"""

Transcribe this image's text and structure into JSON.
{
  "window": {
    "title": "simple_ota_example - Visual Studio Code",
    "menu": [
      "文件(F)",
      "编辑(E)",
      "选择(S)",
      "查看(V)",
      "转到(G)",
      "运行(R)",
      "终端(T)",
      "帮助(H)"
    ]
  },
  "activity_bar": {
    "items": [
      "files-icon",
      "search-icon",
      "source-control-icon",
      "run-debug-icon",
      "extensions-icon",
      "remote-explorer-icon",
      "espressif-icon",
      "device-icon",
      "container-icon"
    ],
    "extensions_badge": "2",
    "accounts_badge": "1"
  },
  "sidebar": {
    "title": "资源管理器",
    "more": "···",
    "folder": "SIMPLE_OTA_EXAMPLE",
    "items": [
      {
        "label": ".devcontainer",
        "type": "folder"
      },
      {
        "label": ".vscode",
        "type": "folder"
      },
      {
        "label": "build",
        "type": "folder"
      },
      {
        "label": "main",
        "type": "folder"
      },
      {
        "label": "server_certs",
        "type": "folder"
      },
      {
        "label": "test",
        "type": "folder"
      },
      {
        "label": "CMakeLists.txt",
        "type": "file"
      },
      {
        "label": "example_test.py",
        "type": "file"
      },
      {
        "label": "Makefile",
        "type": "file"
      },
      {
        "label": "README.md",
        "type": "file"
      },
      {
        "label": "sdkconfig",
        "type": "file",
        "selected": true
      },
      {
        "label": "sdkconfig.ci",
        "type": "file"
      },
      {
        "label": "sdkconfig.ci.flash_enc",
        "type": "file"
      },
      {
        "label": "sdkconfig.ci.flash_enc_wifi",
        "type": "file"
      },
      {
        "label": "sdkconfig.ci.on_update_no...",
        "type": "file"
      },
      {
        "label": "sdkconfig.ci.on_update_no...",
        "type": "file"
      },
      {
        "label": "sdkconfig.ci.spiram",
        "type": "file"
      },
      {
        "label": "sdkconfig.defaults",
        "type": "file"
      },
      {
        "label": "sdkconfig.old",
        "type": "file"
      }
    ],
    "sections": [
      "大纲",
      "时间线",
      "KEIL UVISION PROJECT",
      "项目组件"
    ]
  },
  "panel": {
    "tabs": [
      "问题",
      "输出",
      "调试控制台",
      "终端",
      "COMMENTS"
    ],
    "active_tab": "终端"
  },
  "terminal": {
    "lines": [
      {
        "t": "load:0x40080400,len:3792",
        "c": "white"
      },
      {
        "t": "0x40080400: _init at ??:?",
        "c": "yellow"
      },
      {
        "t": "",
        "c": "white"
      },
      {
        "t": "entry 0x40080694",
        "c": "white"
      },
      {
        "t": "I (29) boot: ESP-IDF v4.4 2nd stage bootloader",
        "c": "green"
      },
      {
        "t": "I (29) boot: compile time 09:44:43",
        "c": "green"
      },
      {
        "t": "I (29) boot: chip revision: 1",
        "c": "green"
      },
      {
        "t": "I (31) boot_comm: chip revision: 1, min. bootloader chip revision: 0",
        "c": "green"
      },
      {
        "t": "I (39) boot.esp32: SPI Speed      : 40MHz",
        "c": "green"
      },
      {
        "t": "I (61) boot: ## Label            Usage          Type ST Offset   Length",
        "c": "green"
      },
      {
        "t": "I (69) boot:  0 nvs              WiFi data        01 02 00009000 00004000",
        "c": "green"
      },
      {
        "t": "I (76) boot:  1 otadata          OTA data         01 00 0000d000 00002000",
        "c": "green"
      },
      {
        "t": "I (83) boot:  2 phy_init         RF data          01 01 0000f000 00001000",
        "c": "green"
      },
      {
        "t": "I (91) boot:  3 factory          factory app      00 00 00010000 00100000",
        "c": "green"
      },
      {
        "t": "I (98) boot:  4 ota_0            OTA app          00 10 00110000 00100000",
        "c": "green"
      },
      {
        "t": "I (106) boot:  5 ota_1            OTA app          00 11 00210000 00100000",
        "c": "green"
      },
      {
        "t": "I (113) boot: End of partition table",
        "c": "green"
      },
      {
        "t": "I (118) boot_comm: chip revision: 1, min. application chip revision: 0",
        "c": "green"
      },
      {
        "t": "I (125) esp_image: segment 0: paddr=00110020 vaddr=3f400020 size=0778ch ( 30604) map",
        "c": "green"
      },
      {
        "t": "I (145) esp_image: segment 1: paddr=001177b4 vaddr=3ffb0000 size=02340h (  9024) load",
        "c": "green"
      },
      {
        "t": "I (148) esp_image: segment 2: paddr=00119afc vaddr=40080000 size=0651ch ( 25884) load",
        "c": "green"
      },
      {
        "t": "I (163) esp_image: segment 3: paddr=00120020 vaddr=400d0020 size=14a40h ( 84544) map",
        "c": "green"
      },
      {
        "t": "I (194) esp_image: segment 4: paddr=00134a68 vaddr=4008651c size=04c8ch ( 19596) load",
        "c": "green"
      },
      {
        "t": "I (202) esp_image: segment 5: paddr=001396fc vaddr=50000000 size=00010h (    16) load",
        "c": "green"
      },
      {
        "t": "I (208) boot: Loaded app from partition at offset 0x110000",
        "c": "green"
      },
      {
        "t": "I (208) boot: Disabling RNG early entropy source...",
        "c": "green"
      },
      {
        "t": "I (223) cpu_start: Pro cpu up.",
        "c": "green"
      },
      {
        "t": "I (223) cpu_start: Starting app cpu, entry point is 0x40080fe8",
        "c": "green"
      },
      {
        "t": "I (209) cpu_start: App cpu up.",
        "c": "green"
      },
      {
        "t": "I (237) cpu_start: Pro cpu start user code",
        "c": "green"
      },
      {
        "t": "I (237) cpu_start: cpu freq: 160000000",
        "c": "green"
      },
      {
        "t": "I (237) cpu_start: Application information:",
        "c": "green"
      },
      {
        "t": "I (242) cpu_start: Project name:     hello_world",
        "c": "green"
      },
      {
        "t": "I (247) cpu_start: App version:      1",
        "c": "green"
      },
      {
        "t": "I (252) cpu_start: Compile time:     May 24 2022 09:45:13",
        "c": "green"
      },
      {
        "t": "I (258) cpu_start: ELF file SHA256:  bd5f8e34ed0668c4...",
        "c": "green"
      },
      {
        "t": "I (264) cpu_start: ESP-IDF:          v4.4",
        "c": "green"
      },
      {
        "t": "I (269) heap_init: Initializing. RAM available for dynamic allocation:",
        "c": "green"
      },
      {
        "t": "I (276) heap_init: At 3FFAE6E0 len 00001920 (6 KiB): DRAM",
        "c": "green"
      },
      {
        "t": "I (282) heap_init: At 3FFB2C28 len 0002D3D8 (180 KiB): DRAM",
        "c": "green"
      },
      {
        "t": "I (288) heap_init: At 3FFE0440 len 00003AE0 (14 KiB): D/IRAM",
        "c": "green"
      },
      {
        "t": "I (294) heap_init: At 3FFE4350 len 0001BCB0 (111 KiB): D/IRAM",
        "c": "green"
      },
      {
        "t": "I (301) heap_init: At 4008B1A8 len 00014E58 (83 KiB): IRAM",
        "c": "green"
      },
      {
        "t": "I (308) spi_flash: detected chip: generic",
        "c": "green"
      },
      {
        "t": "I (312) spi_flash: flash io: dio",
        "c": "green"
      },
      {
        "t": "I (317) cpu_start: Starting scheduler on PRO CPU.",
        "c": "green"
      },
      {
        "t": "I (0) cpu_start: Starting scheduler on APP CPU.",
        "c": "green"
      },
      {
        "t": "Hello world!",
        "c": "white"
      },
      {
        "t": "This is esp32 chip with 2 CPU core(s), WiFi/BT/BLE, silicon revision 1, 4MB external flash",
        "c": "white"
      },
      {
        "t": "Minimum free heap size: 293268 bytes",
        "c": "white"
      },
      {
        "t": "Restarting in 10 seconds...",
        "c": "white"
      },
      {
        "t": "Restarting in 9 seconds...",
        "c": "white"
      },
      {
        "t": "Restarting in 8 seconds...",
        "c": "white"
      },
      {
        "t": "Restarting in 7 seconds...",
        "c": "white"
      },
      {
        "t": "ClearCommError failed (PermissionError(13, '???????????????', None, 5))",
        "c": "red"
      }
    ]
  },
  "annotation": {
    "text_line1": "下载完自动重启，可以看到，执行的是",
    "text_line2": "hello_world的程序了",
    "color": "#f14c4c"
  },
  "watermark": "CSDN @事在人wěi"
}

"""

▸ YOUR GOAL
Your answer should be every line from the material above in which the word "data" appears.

▸ SOLUTION FOR THIS EXERCISE
        "t": "I (69) boot:  0 nvs              WiFi data        01 02 00009000 00004000",
        "t": "I (76) boot:  1 otadata          OTA data         01 00 0000d000 00002000",
        "t": "I (83) boot:  2 phy_init         RF data          01 01 0000f000 00001000",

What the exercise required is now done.